• Material supplied:
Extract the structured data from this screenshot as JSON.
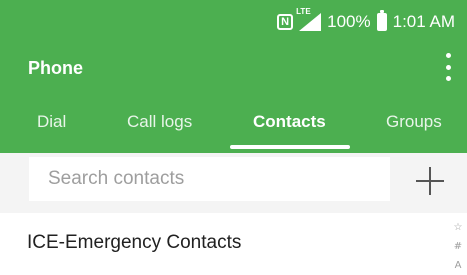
{
  "status_bar": {
    "nfc_icon": "nfc-icon",
    "network_label": "LTE",
    "battery_percent": "100%",
    "time": "1:01 AM"
  },
  "app_bar": {
    "title": "Phone",
    "menu_icon": "more-vert-icon"
  },
  "tabs": [
    {
      "label": "Dial",
      "active": false
    },
    {
      "label": "Call logs",
      "active": false
    },
    {
      "label": "Contacts",
      "active": true
    },
    {
      "label": "Groups",
      "active": false
    }
  ],
  "search": {
    "placeholder": "Search contacts",
    "value": "",
    "add_icon": "plus-icon"
  },
  "contacts": {
    "items": [
      {
        "label": "ICE-Emergency Contacts"
      }
    ]
  },
  "index_bar": {
    "items": [
      "☆",
      "#",
      "A"
    ]
  },
  "colors": {
    "header": "#4caf50",
    "search_background": "#f4f4f4",
    "tab_indicator": "#ffffff"
  }
}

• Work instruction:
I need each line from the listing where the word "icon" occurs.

• Task result:
    "nfc_icon": "nfc-icon",
    "menu_icon": "more-vert-icon"
    "add_icon": "plus-icon"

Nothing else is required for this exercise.